Continuous positive airway pressure, also known as CPAP, is a series of treatments used to treat breathing problems like sleep apnea by utilizing mild air pressure to keep airways open and alleviate the difficulty that is associated with common respiratory problems. The primary means of treatment for these issues is the CPAP machine, which is a mask that covers the nose and mouth (nose-only devices are called Nasal Continuous Positive Airway Pressure (NCPAP)), and is worn each night to open airways to improve sleep and breathing quality (National Heart, Lung, and Blood Institute).

Because of the continual recirculation of breath through the machine and the buildup of condensation that could foster bacterial formation, one of the most important aspects of CPAP machine maintenance is proper care and cleaning of the device with CPAP cleaning supplies. This will ensure that these devices are working at 100 percent efficiency and will help to prolong the lifespan of the mask, machine and its associated accessories.

What CPAP machine parts are a priority for CPAP cleaning supplies?

CPAP cleaning supplies are specially designed to disinfect the various small parts that make up the device, and these can be as simple as antibacterial sprays and wipes to more advanced air purification systems that can destroy airborne bacteria and viruses. However, no matter what type of cleaning products CPAP users choose, they should concentrate on a few particular areas of their CPAP machines to keep them as clean as possible, including via American Sleep Association:

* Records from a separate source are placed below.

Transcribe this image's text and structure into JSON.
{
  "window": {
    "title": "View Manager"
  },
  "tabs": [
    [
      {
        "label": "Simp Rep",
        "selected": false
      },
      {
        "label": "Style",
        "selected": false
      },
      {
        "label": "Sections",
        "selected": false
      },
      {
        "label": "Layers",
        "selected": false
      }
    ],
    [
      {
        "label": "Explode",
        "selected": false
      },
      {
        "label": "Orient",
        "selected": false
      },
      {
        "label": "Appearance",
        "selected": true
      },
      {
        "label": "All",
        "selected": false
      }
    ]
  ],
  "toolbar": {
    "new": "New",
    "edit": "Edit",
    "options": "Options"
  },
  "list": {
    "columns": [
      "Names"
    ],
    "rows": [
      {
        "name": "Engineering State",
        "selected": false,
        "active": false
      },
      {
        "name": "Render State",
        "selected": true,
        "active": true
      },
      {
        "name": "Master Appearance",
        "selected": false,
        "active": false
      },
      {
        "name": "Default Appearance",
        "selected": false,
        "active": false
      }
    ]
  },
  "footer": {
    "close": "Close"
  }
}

  • Humidifier System: The vast majority of new CPAP machines come with humidifier units that are designed to cut down on morning dry mouth and preventing the nasal passageways from drying out and becoming irritated. This area is a prime spot for bacterial buildup and even calcification over time, so it's vital to clean this chamber daily with warm water and CPAP cleaning supplies. Additionally, this chamber should be rinsed weekly in a 1-part vinegar and 3-parts water solution.
  • CPAP Mask: The mask is cleaned in the same way as the humidifier system, as these parts are typically made of hard plastic and should be cleaned daily alongside the device's humidifier system. Be sure to let headgear and chinstraps air-dry and avoid placing them in the dishwasher, and place the plastic portion of the mask in a 1-part vinegar and 3-part water solution each week.
  • CPAP Filters: These filters draw in air from the room the wearer is sleeping in and usually consist of a white paper filter that is changed monthly and a second non-disposable filter that should be cleaned on a weekly basis. Pay particular attention to the states of both of these filters to monitor when they should be cleaned/replaced.

Under IRC 213(d)(1), "medical care includes amounts paid for the diagnosis, cure, mitigation, treatment, or prevention of disease, or for the purpose of affecting any structure or function of the body." This includes medical equipment, supplies and devices.